Most, if not all, bowlers want to make a strike with every first throw in the same way that golfers like a hole-in-one. But strikes aren’t possible for all bowlers all the time for many reasons, thus, the need for spare balls. Here are a few basic things to know about them.
What Are Spare Balls?
Serious bowlers at Red Rock usually have at least two balls – a strike ball and a spare ball – although many will have several balls always ready. The strike ball is the main ball used on the first throw and the strike ball is the secondary ball used in picking up challenging spares.
In most cases, spare bowling balls have the same weight but different materials than the strike balls. This is because the latter should provide the player with a more precise throw and, thus, increase the chances of picking up spares. Keep in mind that picking up spares can easily and quickly turn a bad game into a good game, even a 150+ game.
Why Use Spare Balls?
Furthermore, lane conditions will change from one throw to the next and from one lane to the next. With a ball that reacts in the same manner regardless of the lane conditions, especially the amount of oil, is as beneficial as can be.
Let’s assume that you’re a right-handed bowler.
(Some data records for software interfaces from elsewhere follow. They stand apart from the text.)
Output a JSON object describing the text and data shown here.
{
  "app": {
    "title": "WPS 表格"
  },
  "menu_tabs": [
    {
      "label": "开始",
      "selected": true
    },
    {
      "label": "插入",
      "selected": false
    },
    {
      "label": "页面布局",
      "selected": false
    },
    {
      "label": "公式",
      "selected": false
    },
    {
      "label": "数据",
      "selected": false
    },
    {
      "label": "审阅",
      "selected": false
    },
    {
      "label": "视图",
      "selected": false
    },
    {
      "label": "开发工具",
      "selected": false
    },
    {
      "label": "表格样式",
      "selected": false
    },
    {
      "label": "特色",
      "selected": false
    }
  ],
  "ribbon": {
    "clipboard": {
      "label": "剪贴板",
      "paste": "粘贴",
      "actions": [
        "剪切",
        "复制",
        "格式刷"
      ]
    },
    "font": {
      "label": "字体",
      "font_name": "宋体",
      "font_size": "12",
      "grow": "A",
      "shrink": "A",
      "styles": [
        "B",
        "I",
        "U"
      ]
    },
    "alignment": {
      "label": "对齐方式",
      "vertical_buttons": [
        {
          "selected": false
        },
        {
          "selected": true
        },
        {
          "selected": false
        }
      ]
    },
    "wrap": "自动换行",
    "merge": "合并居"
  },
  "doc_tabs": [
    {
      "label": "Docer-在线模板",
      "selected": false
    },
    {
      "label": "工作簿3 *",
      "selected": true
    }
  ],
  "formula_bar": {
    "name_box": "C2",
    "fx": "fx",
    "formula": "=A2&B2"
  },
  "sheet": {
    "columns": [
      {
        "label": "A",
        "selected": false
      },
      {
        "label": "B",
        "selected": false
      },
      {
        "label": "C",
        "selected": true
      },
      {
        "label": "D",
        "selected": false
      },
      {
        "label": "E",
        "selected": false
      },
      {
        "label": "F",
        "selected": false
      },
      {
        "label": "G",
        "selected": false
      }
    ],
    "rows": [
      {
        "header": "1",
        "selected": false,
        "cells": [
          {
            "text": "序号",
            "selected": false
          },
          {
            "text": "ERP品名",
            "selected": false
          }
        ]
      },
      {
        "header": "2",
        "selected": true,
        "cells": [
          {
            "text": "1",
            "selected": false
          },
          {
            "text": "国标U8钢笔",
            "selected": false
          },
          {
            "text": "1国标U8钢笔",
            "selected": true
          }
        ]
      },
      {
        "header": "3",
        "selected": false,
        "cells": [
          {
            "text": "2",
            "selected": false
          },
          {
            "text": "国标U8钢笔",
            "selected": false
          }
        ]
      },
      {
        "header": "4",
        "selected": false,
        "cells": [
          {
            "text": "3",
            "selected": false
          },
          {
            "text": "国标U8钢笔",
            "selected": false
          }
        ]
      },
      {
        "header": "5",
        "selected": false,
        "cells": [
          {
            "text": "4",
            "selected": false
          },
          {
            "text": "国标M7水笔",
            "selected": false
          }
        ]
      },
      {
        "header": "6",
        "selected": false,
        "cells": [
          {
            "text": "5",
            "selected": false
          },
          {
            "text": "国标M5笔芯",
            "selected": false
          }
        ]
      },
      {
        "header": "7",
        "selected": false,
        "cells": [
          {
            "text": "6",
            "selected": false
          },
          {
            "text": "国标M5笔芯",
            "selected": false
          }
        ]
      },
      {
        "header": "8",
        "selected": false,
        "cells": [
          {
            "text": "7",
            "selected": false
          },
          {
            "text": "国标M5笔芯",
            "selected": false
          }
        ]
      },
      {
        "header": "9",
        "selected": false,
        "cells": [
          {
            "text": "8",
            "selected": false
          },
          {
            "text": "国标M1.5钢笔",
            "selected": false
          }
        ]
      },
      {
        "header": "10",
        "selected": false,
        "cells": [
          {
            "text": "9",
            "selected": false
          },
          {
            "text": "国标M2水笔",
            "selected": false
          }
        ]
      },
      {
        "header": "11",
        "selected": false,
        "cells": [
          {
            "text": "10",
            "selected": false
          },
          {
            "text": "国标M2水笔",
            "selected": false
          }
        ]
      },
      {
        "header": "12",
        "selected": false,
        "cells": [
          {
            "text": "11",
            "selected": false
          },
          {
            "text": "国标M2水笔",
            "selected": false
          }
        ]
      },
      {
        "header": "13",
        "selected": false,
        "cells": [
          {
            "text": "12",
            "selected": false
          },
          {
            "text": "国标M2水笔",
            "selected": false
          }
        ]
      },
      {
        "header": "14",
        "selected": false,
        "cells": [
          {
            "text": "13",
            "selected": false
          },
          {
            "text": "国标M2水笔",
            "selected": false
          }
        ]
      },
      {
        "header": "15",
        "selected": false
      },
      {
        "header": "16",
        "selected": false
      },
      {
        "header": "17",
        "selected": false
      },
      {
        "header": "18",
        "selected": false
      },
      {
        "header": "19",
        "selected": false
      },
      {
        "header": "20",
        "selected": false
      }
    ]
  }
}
On your first throw, you left the ten pin still standing and, in this case, you shouldn’t use a strike ball since it will most likely hook. Instead, you should use a plastic/polyester ball (i.e., a spare ball) so you can make a more accurate throw and increase your chances of picking up spares.
When choosing your spare balls, you can pick based on your preferred color and pattern because these usually don’t affect their overall performance. You should instead use spare balls with the same weight as your strike balls so you don’t have to adjust your speed vis-à-vis the ball’s weight.
How to Use Spare Balls?
Even with a dedicated spare ball, it’s important to practice with it so you can get better shots from it. A few tips to keep in mind in this regard.
- Bowl across the lane so that you can make a straighter spare shot. For example, if the spare is on the lane’s right side, you should move across to the left side (i.e., for a right-handed player). You should also consider making mechanical adjustments.
- Apply the appropriate spare system like the 3-6-9 system.
- Practice the ten pin if you’re a righty, or the seven pin if you’re a lefty.
Spare bowls are a must-have investment in your game so look for the right ones for you as soon as possible!